* _WHAT IS NEEDED_
Line by line, copy out the entries exactly and leave the pictures behind.

* _INPUT RECORDS_

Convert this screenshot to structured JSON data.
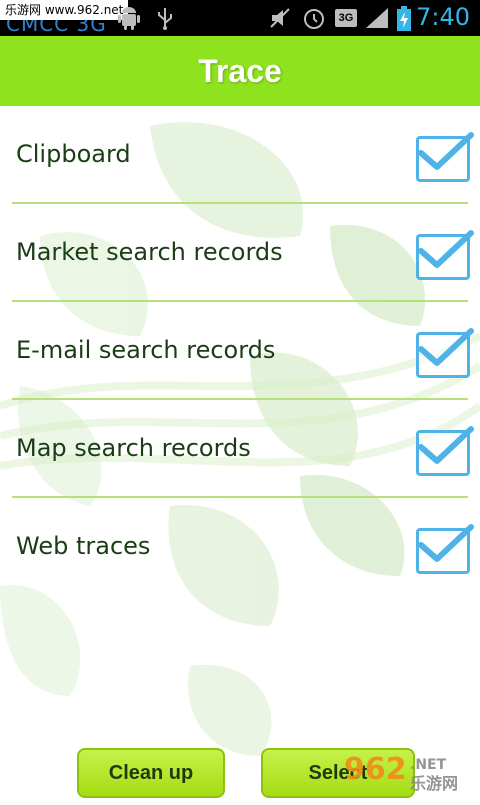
{
  "statusbar": {
    "watermark": "乐游网 www.962.net",
    "carrier": "CMCC 3G",
    "network_badge": "3G",
    "time": "7:40",
    "icons": [
      "android-icon",
      "usb-icon",
      "mute-icon",
      "alarm-icon",
      "signal-icon",
      "battery-charging-icon"
    ]
  },
  "header": {
    "title": "Trace"
  },
  "items": [
    {
      "label": "Clipboard",
      "checked": true
    },
    {
      "label": "Market search records",
      "checked": true
    },
    {
      "label": "E-mail search records",
      "checked": true
    },
    {
      "label": "Map search records",
      "checked": true
    },
    {
      "label": "Web traces",
      "checked": true
    }
  ],
  "footer": {
    "clean_label": "Clean up",
    "select_label": "Select"
  },
  "logo": {
    "text_top": "962",
    "text_bottom": "乐游网",
    "text_net": ".NET"
  },
  "colors": {
    "accent": "#8fe21e",
    "checkbox": "#4fb3e8",
    "clock": "#33b5e5"
  }
}
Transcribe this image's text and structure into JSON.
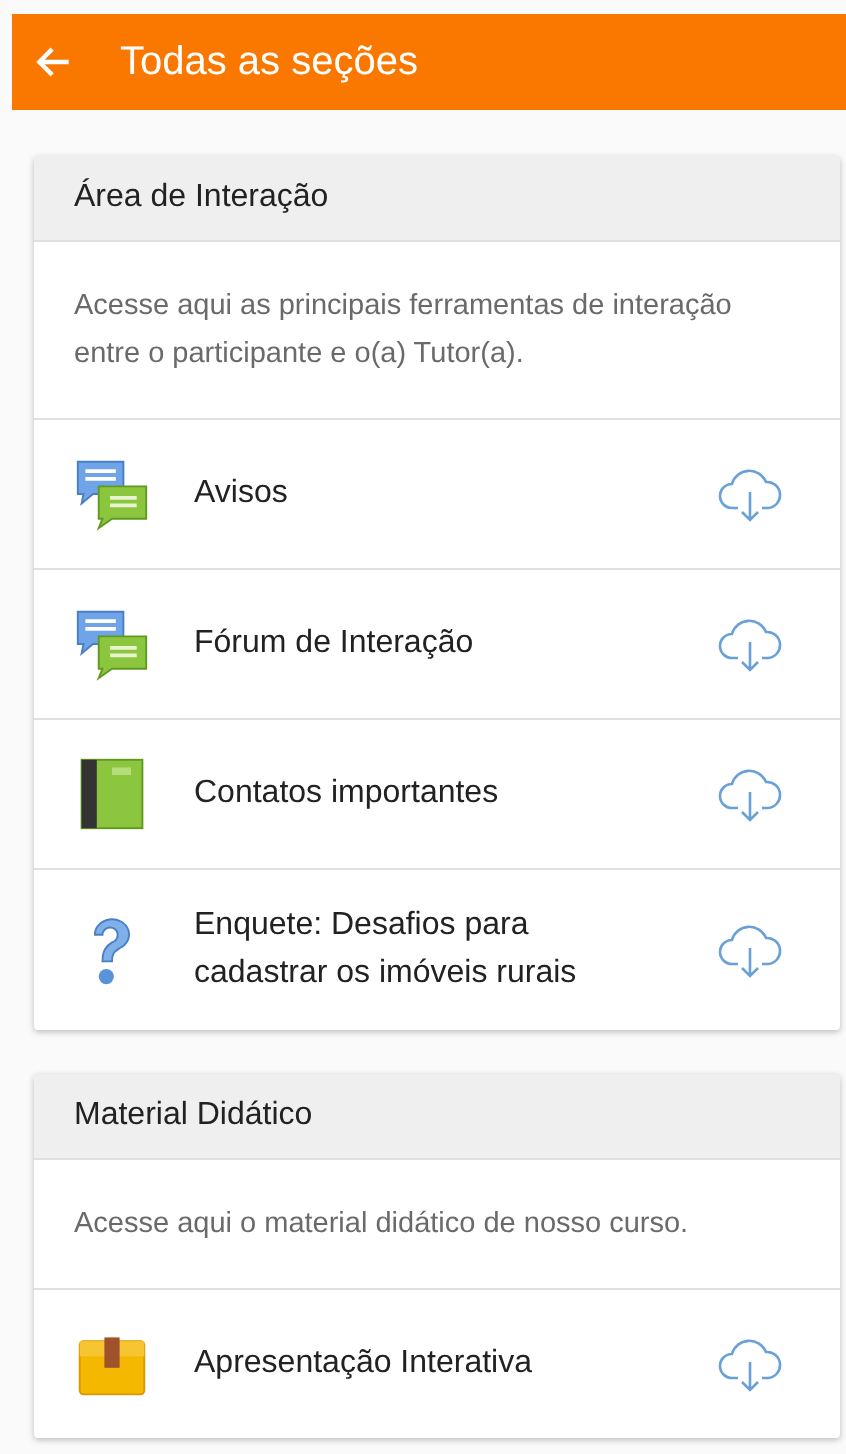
{
  "app_bar": {
    "title": "Todas as seções"
  },
  "sections": [
    {
      "title": "Área de Interação",
      "description": "Acesse aqui as principais ferramentas de interação entre o participante e o(a) Tutor(a).",
      "items": [
        {
          "label": "Avisos",
          "kind": "chat"
        },
        {
          "label": "Fórum de Interação",
          "kind": "chat"
        },
        {
          "label": "Contatos importantes",
          "kind": "book"
        },
        {
          "label": "Enquete: Desafios para cadastrar os imóveis rurais",
          "kind": "question"
        }
      ]
    },
    {
      "title": "Material Didático",
      "description": "Acesse aqui o material didático de nosso curso.",
      "items": [
        {
          "label": "Apresentação Interativa",
          "kind": "package"
        }
      ]
    }
  ]
}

* _EXERCISE RESULT_
Convert this screenshot to structured JSON data.
{
  "statusbar": {
    "watermark": "乐游网 www.962.net",
    "carrier": "CMCC 3G",
    "network_badge": "3G",
    "time": "7:40",
    "icons": [
      "android-icon",
      "usb-icon",
      "mute-icon",
      "alarm-icon",
      "signal-icon",
      "battery-charging-icon"
    ]
  },
  "header": {
    "title": "Trace"
  },
  "items": [
    {
      "label": "Clipboard",
      "checked": true
    },
    {
      "label": "Market search records",
      "checked": true
    },
    {
      "label": "E-mail search records",
      "checked": true
    },
    {
      "label": "Map search records",
      "checked": true
    },
    {
      "label": "Web traces",
      "checked": true
    }
  ],
  "footer": {
    "clean_label": "Clean up",
    "select_label": "Select"
  },
  "logo": {
    "text_top": "962",
    "text_bottom": "乐游网",
    "text_net": ".NET"
  },
  "colors": {
    "accent": "#8fe21e",
    "checkbox": "#4fb3e8",
    "clock": "#33b5e5"
  }
}
Transcribe this image's text and structure into JSON.
{
  "app_bar": {
    "title": "Todas as seções"
  },
  "sections": [
    {
      "title": "Área de Interação",
      "description": "Acesse aqui as principais ferramentas de interação entre o participante e o(a) Tutor(a).",
      "items": [
        {
          "label": "Avisos",
          "kind": "chat"
        },
        {
          "label": "Fórum de Interação",
          "kind": "chat"
        },
        {
          "label": "Contatos importantes",
          "kind": "book"
        },
        {
          "label": "Enquete: Desafios para cadastrar os imóveis rurais",
          "kind": "question"
        }
      ]
    },
    {
      "title": "Material Didático",
      "description": "Acesse aqui o material didático de nosso curso.",
      "items": [
        {
          "label": "Apresentação Interativa",
          "kind": "package"
        }
      ]
    }
  ]
}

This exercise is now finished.